Lower Merion School District must revoke a portion of its most recent tax hike, according to a Montgomery County court. In his ruling, Judge Joseph A. Smyth said the district misled taxpayers by projecting large budget shortfalls despite squirreling away millions of dollars in reserve.
Kathy Boccella of Philly.com has the full report:
Between 2010 and 2015, the 8,300-student Lower Merion district – which, with a $259 million spending plan, is one of the wealthiest public school systems in the Philadelphia area – predicted large annual budget deficits, yet had millions stashed away in its reserves, Smyth said in his ruling.
For instance, in 2009-10, the district projected a $4.7 million budget hole but ended the year with a $9.5 million overage. In 2011-12, it anticipated a $5.1 million gap but wound up with $15.5 million to the plus side.
How did the school district manage to continually raise taxes above the Act 1 index? By overstating special education and pension costs:
According to the judge's findings, the district got away with raising taxes above the Act 1 index of 2.4 percent by telling state officials the money was needed to cover soaring special-education and employee pension costs, two of the biggest expenses for most public school districts.
However, audits of Lower Merion's budgets show it had year-end surpluses ranging from hundreds of thousands to millions of dollars for special education. The district also had $15.3 million tucked away in a retirement fund that was never used for pensions; instead, those benefits were paid from the general fund, according to the findings.
Because the Pennsylvania School Code does not permit a district of Lower Merion's size to store more than 8 percent of its money in reserve funds, the district transferred its surpluses to other accounts, the court found.
The last paragraph, above, is crucial—and has implications for all Pennsylvania school districts. If school board directors can so easily shift funding between various reserve funds (assigned, committed, and unassigned) then there is essentially no distinction between them. This undercuts the argument made by many school directors, as well as the Pennsylvania School Boards Association, that districts should only be judged on their unassigned fund balances.

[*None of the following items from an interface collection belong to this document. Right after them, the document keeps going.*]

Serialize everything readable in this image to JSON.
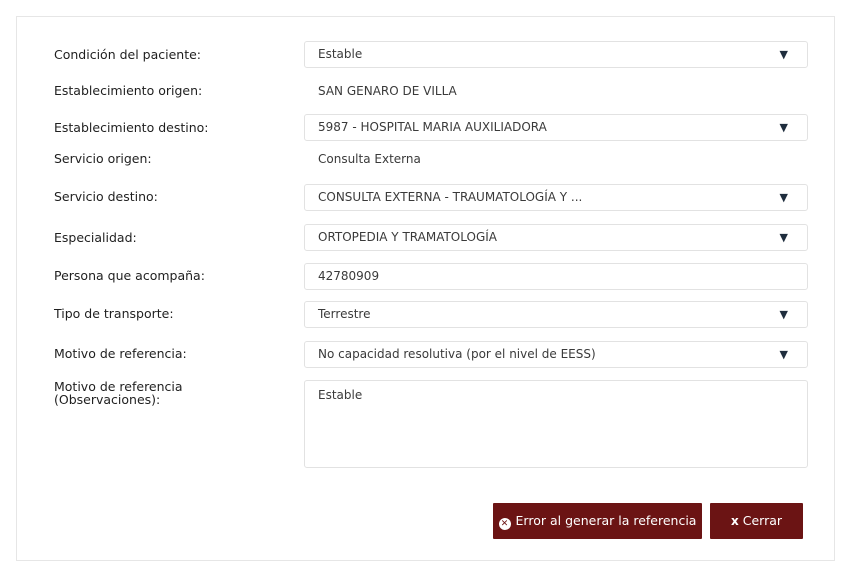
{
  "form": {
    "condicion": {
      "label": "Condición del paciente:",
      "value": "Estable"
    },
    "est_origen": {
      "label": "Establecimiento origen:",
      "value": "SAN GENARO DE VILLA"
    },
    "est_destino": {
      "label": "Establecimiento destino:",
      "value": "5987 - HOSPITAL MARIA AUXILIADORA"
    },
    "serv_origen": {
      "label": "Servicio origen:",
      "value": "Consulta Externa"
    },
    "serv_destino": {
      "label": "Servicio destino:",
      "value": "CONSULTA EXTERNA - TRAUMATOLOGÍA Y  ..."
    },
    "especialidad": {
      "label": "Especialidad:",
      "value": "ORTOPEDIA Y TRAMATOLOGÍA"
    },
    "acompana": {
      "label": "Persona que acompaña:",
      "value": "42780909"
    },
    "transporte": {
      "label": "Tipo de transporte:",
      "value": "Terrestre"
    },
    "motivo": {
      "label": "Motivo de referencia:",
      "value": "No capacidad resolutiva (por el nivel de EESS)"
    },
    "observaciones": {
      "label_line1": "Motivo de referencia",
      "label_line2": "(Observaciones):",
      "value": "Estable"
    }
  },
  "dropdown_arrow": "▼",
  "buttons": {
    "error_icon": "x-circle-icon",
    "error_label": "Error al generar la referencia",
    "close_icon": "x-icon",
    "close_label": "Cerrar"
  },
  "colors": {
    "button_bg": "#6b1414",
    "border": "#e2e2e2"
  }
}
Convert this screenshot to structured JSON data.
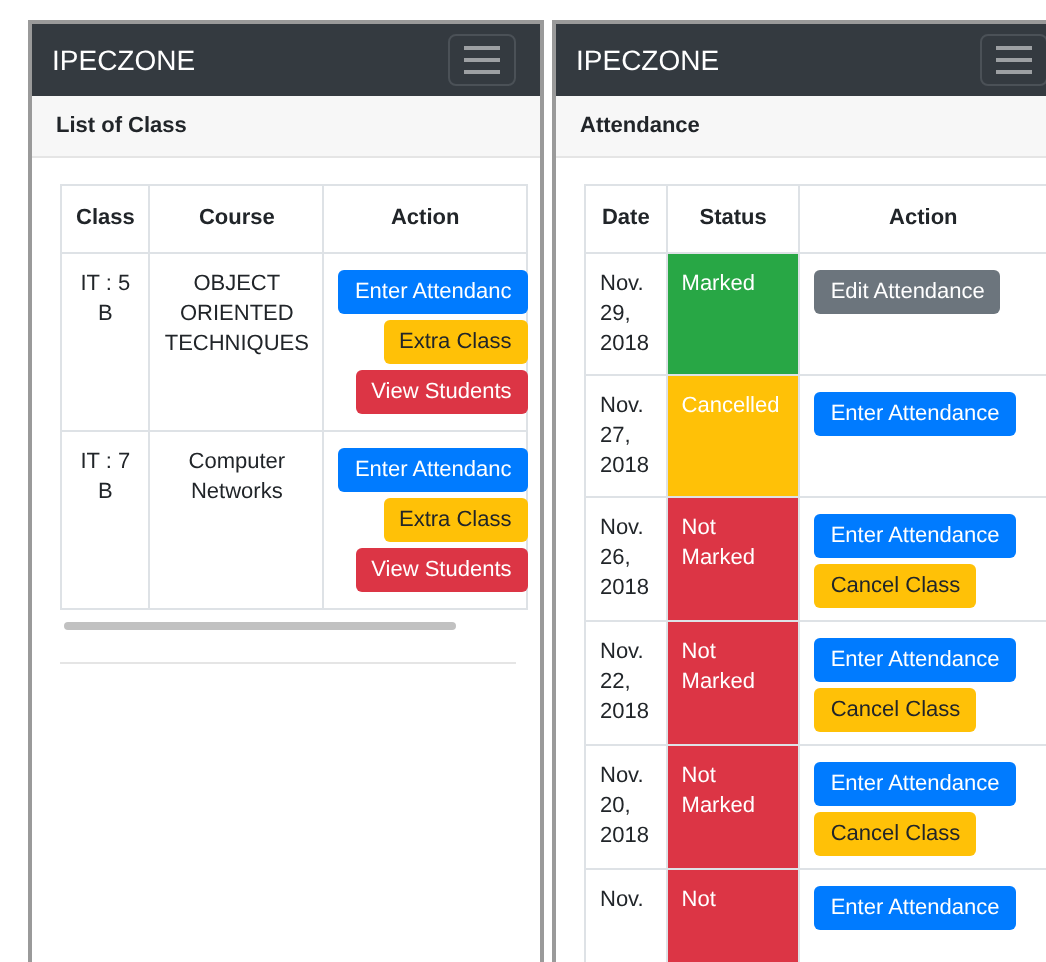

By law, districts can only raise taxes if their unassigned funds are less than 8-12 percent of total expenses. From the CF fund balance database, you’ll notice many districts keep their unassigned funds stocked to the maximum legal amount, while holding millions earmarked as assigned or committed.
At the end of the 2014-15 school year, roughly 100 school districts had larger total reserve balances (as a percentage of spending) than did Lower Merion. Could this suggest administrators in other districts also mischaracterize their financial hardships?
Back to Lower Merion, whose school board wasted no time sensationalizing the judge’s ruling:
The ruling could eliminate $4 million targeted for special education and retirement benefits in the coming year, according to the board, which added, “If the court's decision stands, the financial health of LMSD and districts across the state is in jeopardy.
In a separate letter to parents, the board said the decision “could significantly impact the quality of school programs,” and warned it might have to impose personal income taxes to make up for shortfalls.
Of course, money is fungible. If the directors at Lower Merion decide to cut funding for disabled students and elderly teachers, that will be by choice. Much like they chose to systematically mislead the very taxpayers financing their schools.